Healthcare policy analysts say that the abortion research that is conducted is run by groups with clear agendas, and even then it is typically filtered through the broader lens of reproductive health issues like unintended pregnancies or birth control. In fact, says one analyst, those who advocate for access to healthcare or healthcare rights don't usually focus on the abortion issue. The entire so-called reproductive rights movement is essentially separate from the rest of the healthcare policy community, including organizations that pursue traditional healthcare advocacy.
Pro-choice organizations like the Alan Guttmacher Institute tend to look at the extent to existing laws may or may not restrict access to abortion. Although the institute's stated mission is "to protect the reproductive choices of all women in the United States and throughout the world," a top policy official there refused to comment for this story, and a spokesman indicated that the institute's experts couldn't comment on the lack of objective abortion policy research.
All of this has given abortion -- which is, let us not forget, a medical procedure -- an odd quasi-legal, quasi-medical status. If pro-choice advocates like the Guttmacher Institute won't even discuss the lack of policy research on abortion, the question arises of whether there is even room for legitimate policy analysis in the abortion debate.
Cato's Miller noted that the legal milieu in which abortion exists, not to mention the overriding moral context, actually limits the possible impact of serious policy analysis. Analysts, he says, see the issue in a legal context under the Supreme Court's interpretation of the Constitution, "which cuts down on the range of political debate over how you would address it by political means."
He also noted that since abortion is not a significant driver of healthcare industry costs for the private sector or the government (Medicaid does not cover the procedure), it is an issue that can easily be sidestepped.
Another key factor is that the arguments over morality and individual rights that power the abortion debate are not based upon economics or other concerns that usually underlie traditional healthcare policy analysis.

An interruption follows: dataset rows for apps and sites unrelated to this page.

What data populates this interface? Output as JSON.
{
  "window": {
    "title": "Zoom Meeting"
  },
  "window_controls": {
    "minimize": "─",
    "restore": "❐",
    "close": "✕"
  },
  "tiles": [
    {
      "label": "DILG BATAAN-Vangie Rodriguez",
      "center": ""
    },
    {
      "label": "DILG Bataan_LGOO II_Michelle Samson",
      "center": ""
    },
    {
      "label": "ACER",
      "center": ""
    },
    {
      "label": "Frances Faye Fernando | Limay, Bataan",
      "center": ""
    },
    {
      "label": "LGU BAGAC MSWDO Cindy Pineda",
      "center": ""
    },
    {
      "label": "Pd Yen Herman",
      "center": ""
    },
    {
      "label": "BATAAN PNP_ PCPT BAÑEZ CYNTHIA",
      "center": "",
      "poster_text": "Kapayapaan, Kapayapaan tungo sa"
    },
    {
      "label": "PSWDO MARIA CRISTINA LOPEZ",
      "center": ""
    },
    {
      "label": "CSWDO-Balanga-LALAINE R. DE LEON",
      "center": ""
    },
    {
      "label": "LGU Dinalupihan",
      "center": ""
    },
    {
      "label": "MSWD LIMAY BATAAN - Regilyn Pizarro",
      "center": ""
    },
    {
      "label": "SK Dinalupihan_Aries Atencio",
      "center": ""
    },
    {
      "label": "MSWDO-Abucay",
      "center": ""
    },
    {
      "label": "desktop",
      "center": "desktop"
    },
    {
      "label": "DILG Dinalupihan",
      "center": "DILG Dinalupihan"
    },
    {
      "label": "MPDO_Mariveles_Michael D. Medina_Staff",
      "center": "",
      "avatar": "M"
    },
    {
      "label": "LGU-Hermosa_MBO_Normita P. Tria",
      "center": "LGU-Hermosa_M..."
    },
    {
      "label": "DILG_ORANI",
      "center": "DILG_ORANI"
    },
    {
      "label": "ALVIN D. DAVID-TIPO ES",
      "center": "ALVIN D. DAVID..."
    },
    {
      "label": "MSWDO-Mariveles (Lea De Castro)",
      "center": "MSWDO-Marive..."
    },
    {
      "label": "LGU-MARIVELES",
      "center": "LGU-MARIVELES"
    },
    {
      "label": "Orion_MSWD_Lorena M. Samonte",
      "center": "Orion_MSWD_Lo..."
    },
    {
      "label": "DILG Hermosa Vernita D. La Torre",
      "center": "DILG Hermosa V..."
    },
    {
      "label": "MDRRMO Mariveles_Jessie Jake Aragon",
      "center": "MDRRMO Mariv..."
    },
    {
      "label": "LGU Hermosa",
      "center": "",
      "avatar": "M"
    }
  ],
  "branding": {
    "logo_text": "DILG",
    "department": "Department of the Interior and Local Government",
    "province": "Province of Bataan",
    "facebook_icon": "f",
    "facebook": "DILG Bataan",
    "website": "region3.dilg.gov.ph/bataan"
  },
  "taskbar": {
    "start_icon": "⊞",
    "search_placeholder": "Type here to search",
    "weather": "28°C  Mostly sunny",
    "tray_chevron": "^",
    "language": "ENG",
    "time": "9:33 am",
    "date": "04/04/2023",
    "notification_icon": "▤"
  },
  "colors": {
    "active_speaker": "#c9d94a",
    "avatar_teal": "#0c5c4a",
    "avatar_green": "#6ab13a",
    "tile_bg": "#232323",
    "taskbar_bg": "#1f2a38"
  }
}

Nevertheless, given that think tanks have not looked closely at the issue, there are several avenues of inquiry that could clarify the terms of the debate and lead to rational policy decisions. For example, questions remain unanswered about whether easier access to abortion will in fact result in significantly greater use of the procedure. In addition, the impact of abortion on the long-term health of women at various socioeconomic levels should be explored, and there should be comparative international studies of abortion use under various legal systems. Research is also needed on the social impact of more restrictive versus and less restrictive abortion policies.
Some think tank officials believe it is ultimately the fear of such a highly charged issue that accounts for the lack of abortion policy analysis by think tanks.
"I think it is stupid for us to be as scared of this as we are," says a top executive at one prominent think tank. "Certainly there are important moral dimensions, but it is an interesting observation that abortion as a healthcare (issue) is avoided in this industry."
Initiating think tank policy research on abortion will not be easy, and it will probably do little to end the violent dispute that shapes abortion policy in this country. But without such efforts policymakers, legislatures and voters will continue to shape abortion policy based on moralizing and political considerations instead of facts.
If they truly believe that solid research and sound data are the foundation of wise policy decisions, then think tanks and health policy analysts must address this issue, so they can inject important information to a significant debate, where it is desperately needed.
(This is the first installment of the UPI Think Tank Observer, a column that will examine issues and trends in the world of think tanks in Washington and elsewhere.)